--- INPUT ---
Content starts

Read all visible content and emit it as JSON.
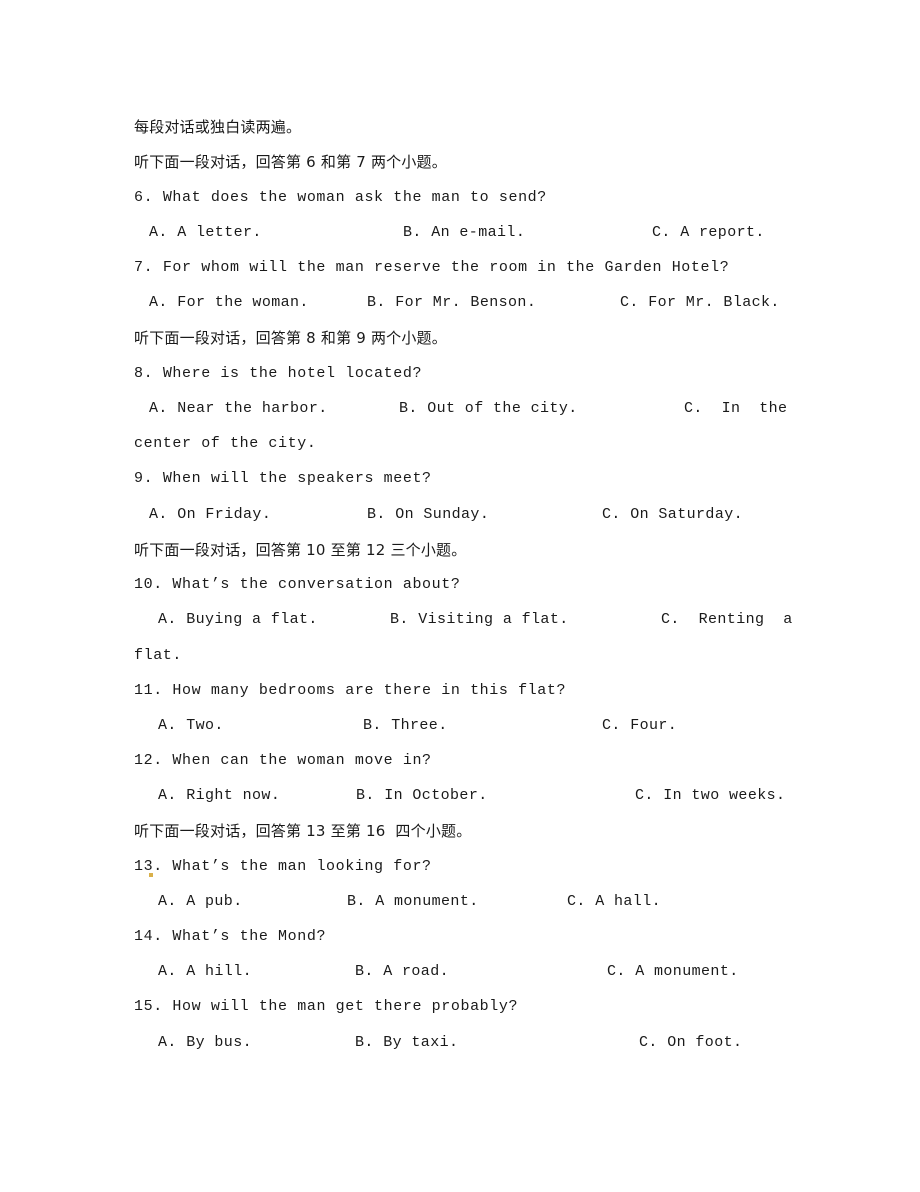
{
  "document": {
    "intro": "每段对话或独白读两遍。",
    "sections": [
      {
        "instruction": "听下面一段对话，回答第 6 和第 7 两个小题。",
        "questions": [
          {
            "number": "6.",
            "text": "What does the woman ask the man to send?",
            "options": {
              "A": "A. A letter.",
              "B": "B. An e-mail.",
              "C": "C. A report."
            }
          },
          {
            "number": "7.",
            "text": "For whom will the man reserve the room in the Garden Hotel?",
            "options": {
              "A": "A. For the woman.",
              "B": "B. For Mr. Benson.",
              "C": "C. For Mr. Black."
            }
          }
        ]
      },
      {
        "instruction": "听下面一段对话，回答第 8 和第 9 两个小题。",
        "questions": [
          {
            "number": "8.",
            "text": "Where is the hotel located?",
            "options": {
              "A": "A. Near the harbor.",
              "B": "B. Out of the city.",
              "C": "C.  In  the",
              "C_cont": "center of the city."
            }
          },
          {
            "number": "9.",
            "text": "When will the speakers meet?",
            "options": {
              "A": "A. On Friday.",
              "B": "B. On Sunday.",
              "C": "C. On Saturday."
            }
          }
        ]
      },
      {
        "instruction": "听下面一段对话，回答第 10 至第 12 三个小题。",
        "questions": [
          {
            "number": "10.",
            "text": "What’s the conversation about?",
            "options": {
              "A": "A. Buying a flat.",
              "B": "B. Visiting a flat.",
              "C": "C.  Renting  a",
              "C_cont": "flat."
            }
          },
          {
            "number": "11.",
            "text": "How many bedrooms are there in this flat?",
            "options": {
              "A": "A. Two.",
              "B": "B. Three.",
              "C": "C. Four."
            }
          },
          {
            "number": "12.",
            "text": "When can the woman move in?",
            "options": {
              "A": "A. Right now.",
              "B": "B. In October.",
              "C": "C. In two weeks."
            }
          }
        ]
      },
      {
        "instruction": "听下面一段对话，回答第 13 至第 16  四个小题。",
        "questions": [
          {
            "number": "13.",
            "text": "What’s the man looking for?",
            "options": {
              "A": "A. A pub.",
              "B": "B. A monument.",
              "C": "C. A hall."
            }
          },
          {
            "number": "14.",
            "text": "What’s the Mond?",
            "options": {
              "A": "A. A hill.",
              "B": "B. A road.",
              "C": "C. A monument."
            }
          },
          {
            "number": "15.",
            "text": "How will the man get there probably?",
            "options": {
              "A": "A. By bus.",
              "B": "B. By taxi.",
              "C": "C. On foot."
            }
          }
        ]
      }
    ]
  }
}
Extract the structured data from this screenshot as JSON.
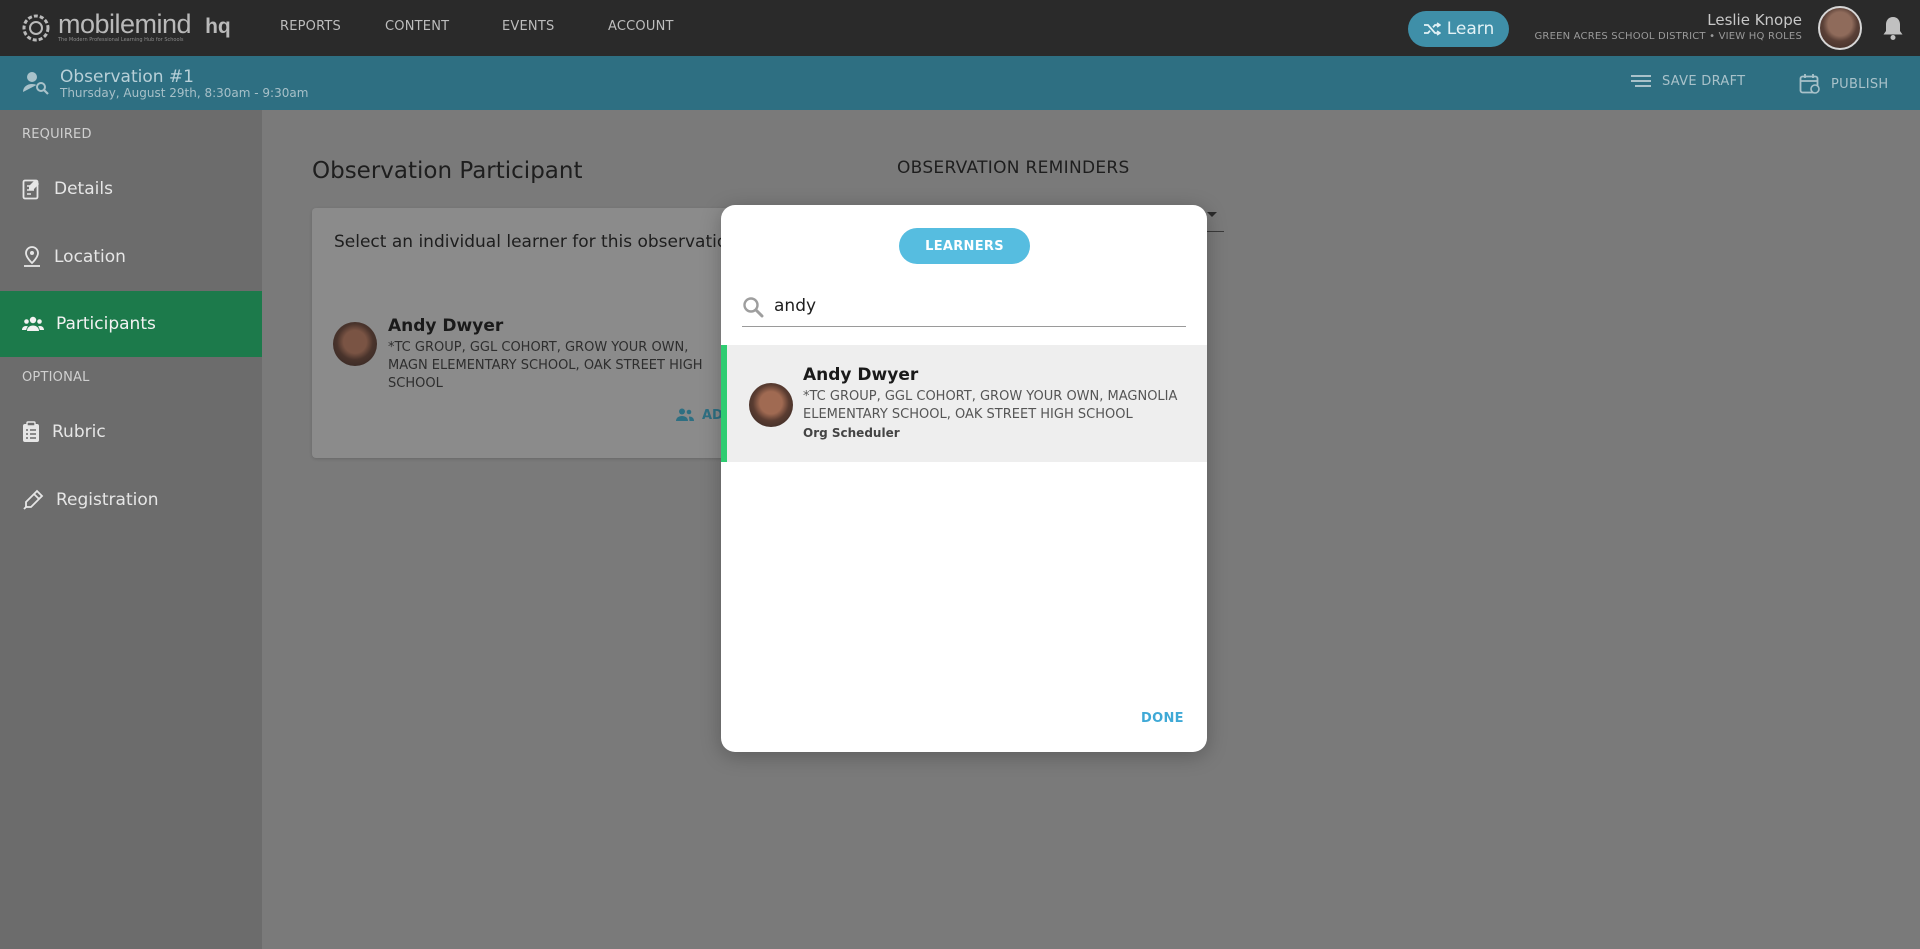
{
  "topbar": {
    "logo_word": "mobilemind",
    "logo_tagline": "The Modern Professional Learning Hub for Schools",
    "logo_hq": "hq",
    "nav": [
      "REPORTS",
      "CONTENT",
      "EVENTS",
      "ACCOUNT"
    ],
    "learn_label": "Learn",
    "user_name": "Leslie Knope",
    "user_sub": "GREEN ACRES SCHOOL DISTRICT • VIEW HQ ROLES"
  },
  "subbar": {
    "title": "Observation #1",
    "date": "Thursday, August 29th, 8:30am - 9:30am",
    "save_draft": "SAVE DRAFT",
    "publish": "PUBLISH"
  },
  "sidebar": {
    "required_label": "REQUIRED",
    "optional_label": "OPTIONAL",
    "items": [
      {
        "label": "Details",
        "icon": "details-icon"
      },
      {
        "label": "Location",
        "icon": "location-pin-icon"
      },
      {
        "label": "Participants",
        "icon": "participants-icon"
      },
      {
        "label": "Rubric",
        "icon": "clipboard-icon"
      },
      {
        "label": "Registration",
        "icon": "pen-icon"
      }
    ]
  },
  "main": {
    "title": "Observation Participant",
    "prompt": "Select an individual learner for this observation.",
    "participant": {
      "name": "Andy Dwyer",
      "groups": "*TC GROUP, GGL COHORT, GROW YOUR OWN, MAGN ELEMENTARY SCHOOL, OAK STREET HIGH SCHOOL"
    },
    "add_label": "AD",
    "reminders_title": "OBSERVATION REMINDERS"
  },
  "modal": {
    "tab_label": "LEARNERS",
    "search_value": "andy",
    "result": {
      "name": "Andy Dwyer",
      "groups": "*TC GROUP, GGL COHORT, GROW YOUR OWN, MAGNOLIA ELEMENTARY SCHOOL, OAK STREET HIGH SCHOOL",
      "role": "Org Scheduler"
    },
    "done_label": "DONE"
  },
  "colors": {
    "topbar": "#2a2a2a",
    "subbar": "#2e6f82",
    "active_sidebar": "#1c7a4b",
    "pill": "#56bde0",
    "selected_bar": "#2ecc71",
    "done": "#3fa9d6"
  }
}
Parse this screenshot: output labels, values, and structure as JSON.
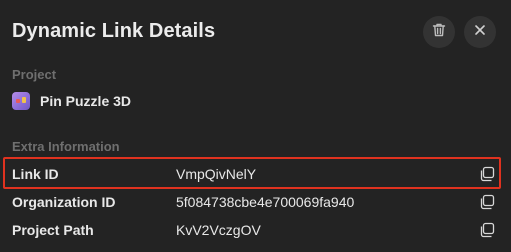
{
  "header": {
    "title": "Dynamic Link Details",
    "delete_icon": "trash-icon",
    "close_icon": "close-icon"
  },
  "project_section": {
    "label": "Project",
    "app_icon": "app-icon",
    "project_name": "Pin Puzzle 3D"
  },
  "extra_section": {
    "label": "Extra Information",
    "rows": [
      {
        "label": "Link ID",
        "value": "VmpQivNelY",
        "copy_icon": "copy-icon"
      },
      {
        "label": "Organization ID",
        "value": "5f084738cbe4e700069fa940",
        "copy_icon": "copy-icon"
      },
      {
        "label": "Project Path",
        "value": "KvV2VczgOV",
        "copy_icon": "copy-icon"
      }
    ]
  },
  "highlight": {
    "target": "Link ID",
    "color": "#e0321f"
  },
  "colors": {
    "background": "#232323",
    "section_label": "#6f6f6f",
    "text": "#e8e8e8",
    "button_bg": "#333333"
  }
}
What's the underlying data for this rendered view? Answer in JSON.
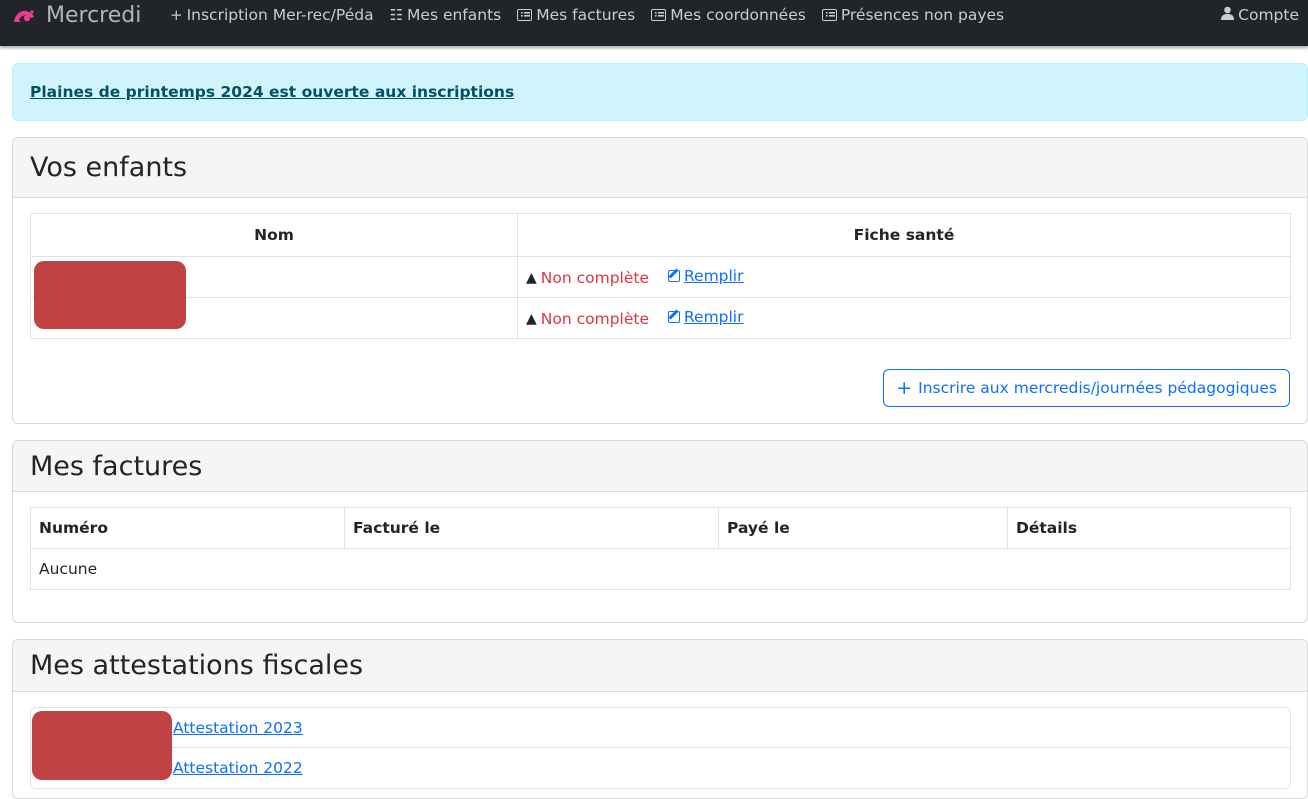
{
  "navbar": {
    "brand": "Mercredi",
    "links": [
      {
        "icon": "plus-icon",
        "label": "Inscription Mer-rec/Péda"
      },
      {
        "icon": "list-icon",
        "label": "Mes enfants"
      },
      {
        "icon": "table-list-icon",
        "label": "Mes factures"
      },
      {
        "icon": "table-list-icon",
        "label": "Mes coordonnées"
      },
      {
        "icon": "table-list-icon",
        "label": "Présences non payes"
      }
    ],
    "account": "Compte"
  },
  "alert": {
    "text": "Plaines de printemps 2024 est ouverte aux inscriptions"
  },
  "enfants": {
    "title": "Vos enfants",
    "headers": [
      "Nom",
      "Fiche santé"
    ],
    "rows": [
      {
        "status": "Non complète",
        "action": "Remplir"
      },
      {
        "status": "Non complète",
        "action": "Remplir"
      }
    ],
    "button": "Inscrire aux mercredis/journées pédagogiques"
  },
  "factures": {
    "title": "Mes factures",
    "headers": [
      "Numéro",
      "Facturé le",
      "Payé le",
      "Détails"
    ],
    "empty": "Aucune"
  },
  "attestations": {
    "title": "Mes attestations fiscales",
    "items": [
      "Attestation 2023",
      "Attestation 2022"
    ]
  },
  "colors": {
    "navbar": "#212529",
    "alert_bg": "#cff4fc",
    "link": "#0d6efd",
    "danger": "#dc3545",
    "brand_logo": "#e83e8c"
  }
}
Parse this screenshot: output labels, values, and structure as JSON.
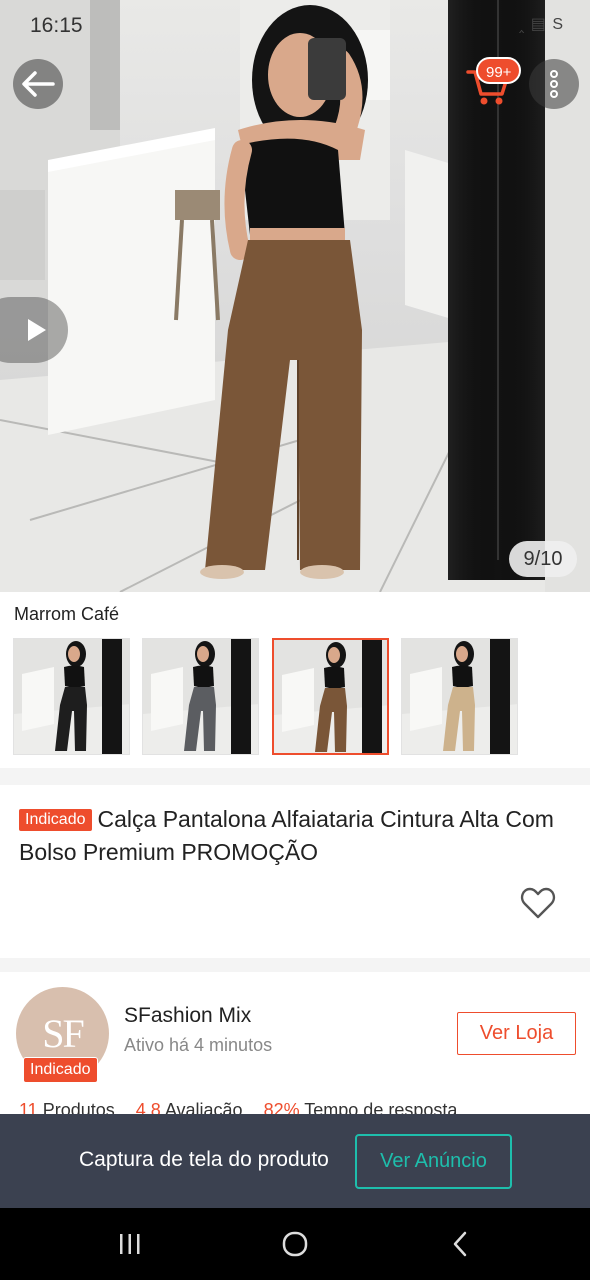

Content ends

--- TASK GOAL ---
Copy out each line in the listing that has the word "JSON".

--- WRITTEN RESPONSE ---
Read all visible content and emit it as JSON.
Extract the structured data from this screenshot as JSON.
Parse this screenshot: output labels, values, and structure as JSON.
What's the underlying data for this rendered view? Answer in JSON.
Parse this screenshot: output labels, values, and structure as JSON.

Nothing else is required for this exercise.